A verbatim copy of all the data is required, minus any images.

Dataset excerpts
....................

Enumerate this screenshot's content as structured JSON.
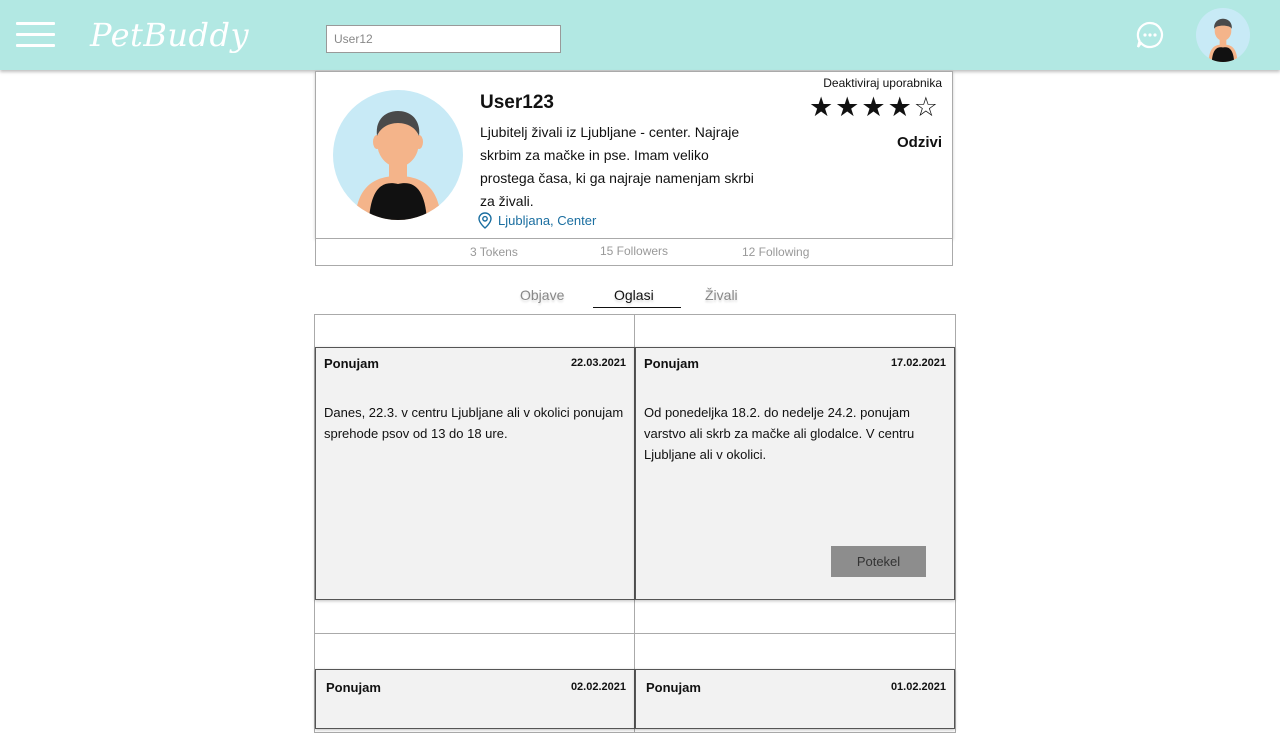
{
  "header": {
    "logo": "PetBuddy",
    "search_value": "User12",
    "icons": {
      "menu": "hamburger-menu-icon",
      "chat": "chat-bubble-icon"
    },
    "colors": {
      "bar": "#b2e8e3"
    }
  },
  "profile": {
    "username": "User123",
    "bio": "Ljubitelj živali iz Ljubljane - center. Najraje skrbim za mačke in pse. Imam veliko prostega časa, ki ga najraje namenjam skrbi za živali.",
    "location": "Ljubljana, Center",
    "deactivate_label": "Deaktiviraj uporabnika",
    "rating": 4,
    "rating_max": 5,
    "stars_display": "★★★★☆",
    "responses_label": "Odzivi"
  },
  "stats": {
    "tokens": "3 Tokens",
    "followers": "15 Followers",
    "following": "12 Following"
  },
  "tabs": [
    {
      "label": "Objave",
      "active": false
    },
    {
      "label": "Oglasi",
      "active": true
    },
    {
      "label": "Živali",
      "active": false
    }
  ],
  "ads": [
    {
      "type": "Ponujam",
      "date": "22.03.2021",
      "description": "Danes, 22.3. v centru Ljubljane ali v okolici ponujam sprehode psov od 13 do 18 ure.",
      "button": ""
    },
    {
      "type": "Ponujam",
      "date": "17.02.2021",
      "description": "Od ponedeljka 18.2. do nedelje 24.2. ponujam varstvo ali skrb za mačke ali glodalce. V centru Ljubljane ali v okolici.",
      "button": "Potekel"
    },
    {
      "type": "Ponujam",
      "date": "02.02.2021",
      "description": "",
      "button": ""
    },
    {
      "type": "Ponujam",
      "date": "01.02.2021",
      "description": "",
      "button": ""
    }
  ]
}
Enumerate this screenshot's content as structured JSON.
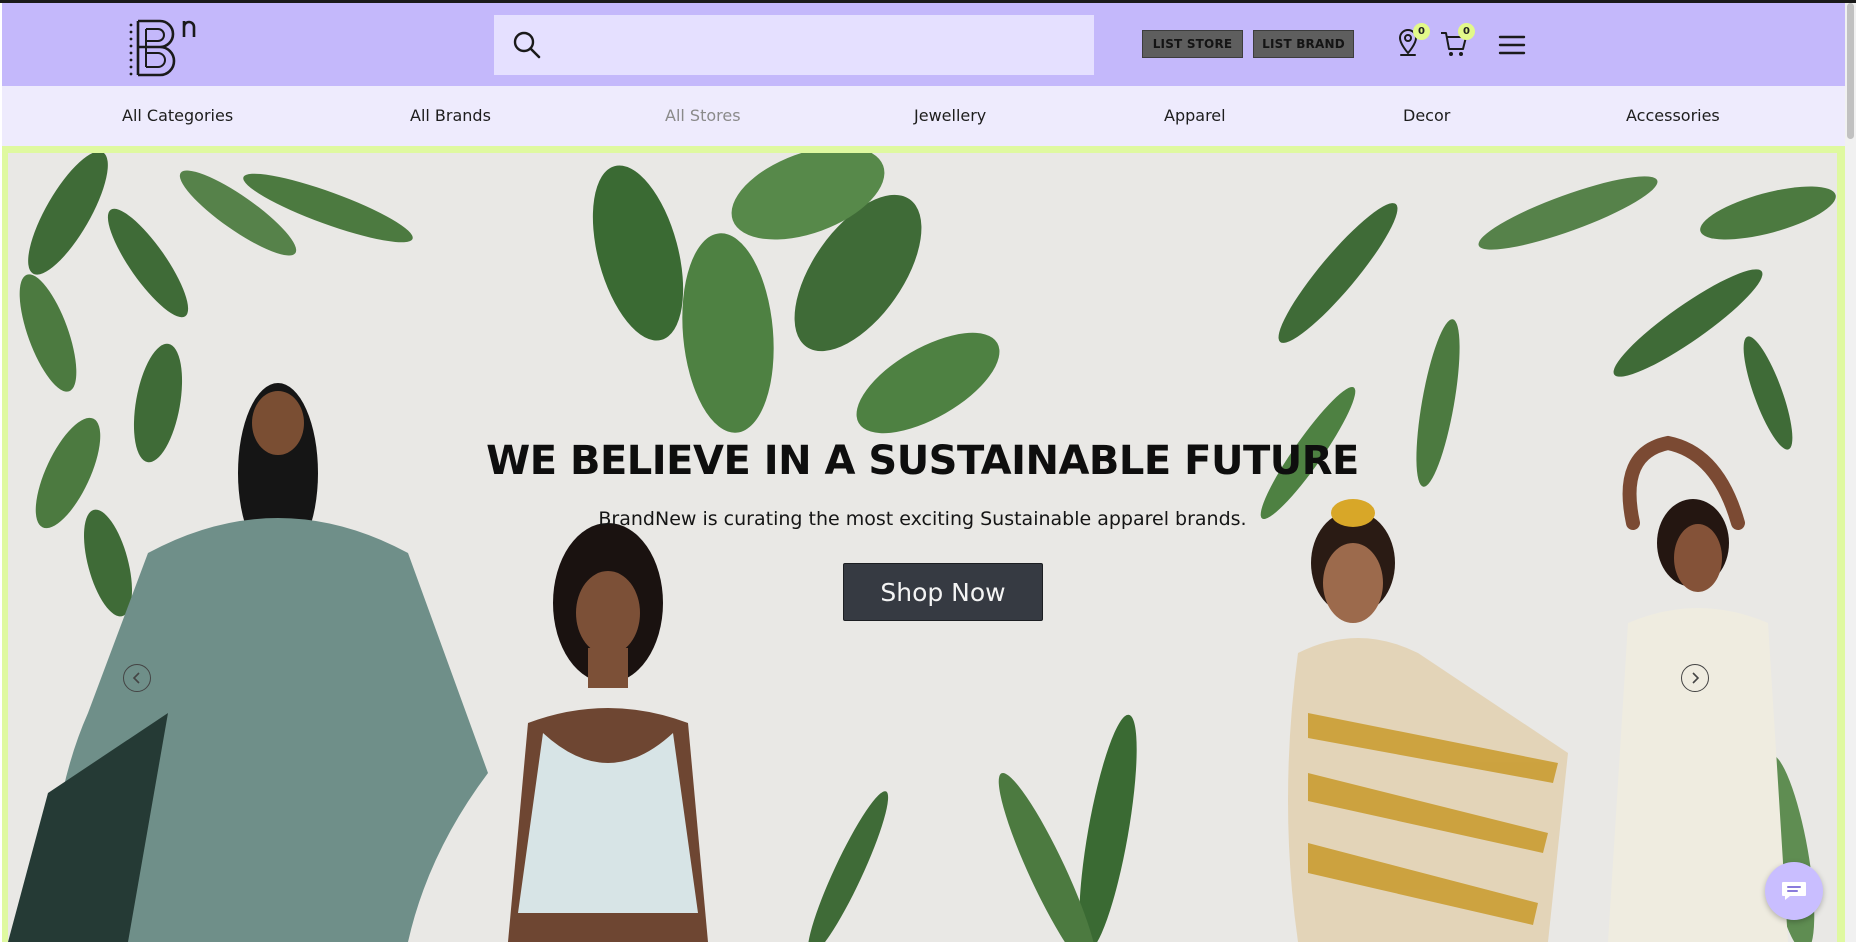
{
  "header": {
    "logo_icon": "brandnew-logo",
    "search": {
      "placeholder": "",
      "value": "",
      "icon": "search-icon"
    },
    "buttons": {
      "list_store": "LIST STORE",
      "list_brand": "LIST BRAND"
    },
    "location": {
      "icon": "location-pin-icon",
      "count": "0"
    },
    "cart": {
      "icon": "cart-icon",
      "count": "0"
    },
    "menu_icon": "hamburger-menu-icon",
    "accent_color": "#c4b8fb",
    "badge_color": "#e2f98a"
  },
  "nav": {
    "items": [
      {
        "label": "All Categories"
      },
      {
        "label": "All Brands"
      },
      {
        "label": "All Stores"
      },
      {
        "label": "Jewellery"
      },
      {
        "label": "Apparel"
      },
      {
        "label": "Decor"
      },
      {
        "label": "Accessories"
      }
    ]
  },
  "hero": {
    "title": "WE BELIEVE IN A SUSTAINABLE FUTURE",
    "subtitle": "BrandNew is curating the most exciting Sustainable apparel brands.",
    "cta": "Shop Now",
    "prev_icon": "chevron-left-icon",
    "next_icon": "chevron-right-icon",
    "border_color": "#dff9a0"
  },
  "chat": {
    "icon": "chat-bubble-icon"
  }
}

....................

• [OUTPUT FOR THIS TASK]
Enumerate this screenshot's content as structured JSON.
{
  "header": {
    "logo": "PetBuddy",
    "search_value": "User12",
    "icons": {
      "menu": "hamburger-menu-icon",
      "chat": "chat-bubble-icon"
    },
    "colors": {
      "bar": "#b2e8e3"
    }
  },
  "profile": {
    "username": "User123",
    "bio": "Ljubitelj živali iz Ljubljane - center. Najraje skrbim za mačke in pse. Imam veliko prostega časa, ki ga najraje namenjam skrbi za živali.",
    "location": "Ljubljana, Center",
    "deactivate_label": "Deaktiviraj uporabnika",
    "rating": 4,
    "rating_max": 5,
    "stars_display": "★★★★☆",
    "responses_label": "Odzivi"
  },
  "stats": {
    "tokens": "3 Tokens",
    "followers": "15 Followers",
    "following": "12 Following"
  },
  "tabs": [
    {
      "label": "Objave",
      "active": false
    },
    {
      "label": "Oglasi",
      "active": true
    },
    {
      "label": "Živali",
      "active": false
    }
  ],
  "ads": [
    {
      "type": "Ponujam",
      "date": "22.03.2021",
      "description": "Danes, 22.3. v centru Ljubljane ali v okolici ponujam sprehode psov od 13 do 18 ure.",
      "button": ""
    },
    {
      "type": "Ponujam",
      "date": "17.02.2021",
      "description": "Od ponedeljka 18.2. do nedelje 24.2. ponujam varstvo ali skrb za mačke ali glodalce. V centru Ljubljane ali v okolici.",
      "button": "Potekel"
    },
    {
      "type": "Ponujam",
      "date": "02.02.2021",
      "description": "",
      "button": ""
    },
    {
      "type": "Ponujam",
      "date": "01.02.2021",
      "description": "",
      "button": ""
    }
  ]
}
Enumerate this screenshot's content as structured JSON.
{
  "header": {
    "logo_icon": "brandnew-logo",
    "search": {
      "placeholder": "",
      "value": "",
      "icon": "search-icon"
    },
    "buttons": {
      "list_store": "LIST STORE",
      "list_brand": "LIST BRAND"
    },
    "location": {
      "icon": "location-pin-icon",
      "count": "0"
    },
    "cart": {
      "icon": "cart-icon",
      "count": "0"
    },
    "menu_icon": "hamburger-menu-icon",
    "accent_color": "#c4b8fb",
    "badge_color": "#e2f98a"
  },
  "nav": {
    "items": [
      {
        "label": "All Categories"
      },
      {
        "label": "All Brands"
      },
      {
        "label": "All Stores"
      },
      {
        "label": "Jewellery"
      },
      {
        "label": "Apparel"
      },
      {
        "label": "Decor"
      },
      {
        "label": "Accessories"
      }
    ]
  },
  "hero": {
    "title": "WE BELIEVE IN A SUSTAINABLE FUTURE",
    "subtitle": "BrandNew is curating the most exciting Sustainable apparel brands.",
    "cta": "Shop Now",
    "prev_icon": "chevron-left-icon",
    "next_icon": "chevron-right-icon",
    "border_color": "#dff9a0"
  },
  "chat": {
    "icon": "chat-bubble-icon"
  }
}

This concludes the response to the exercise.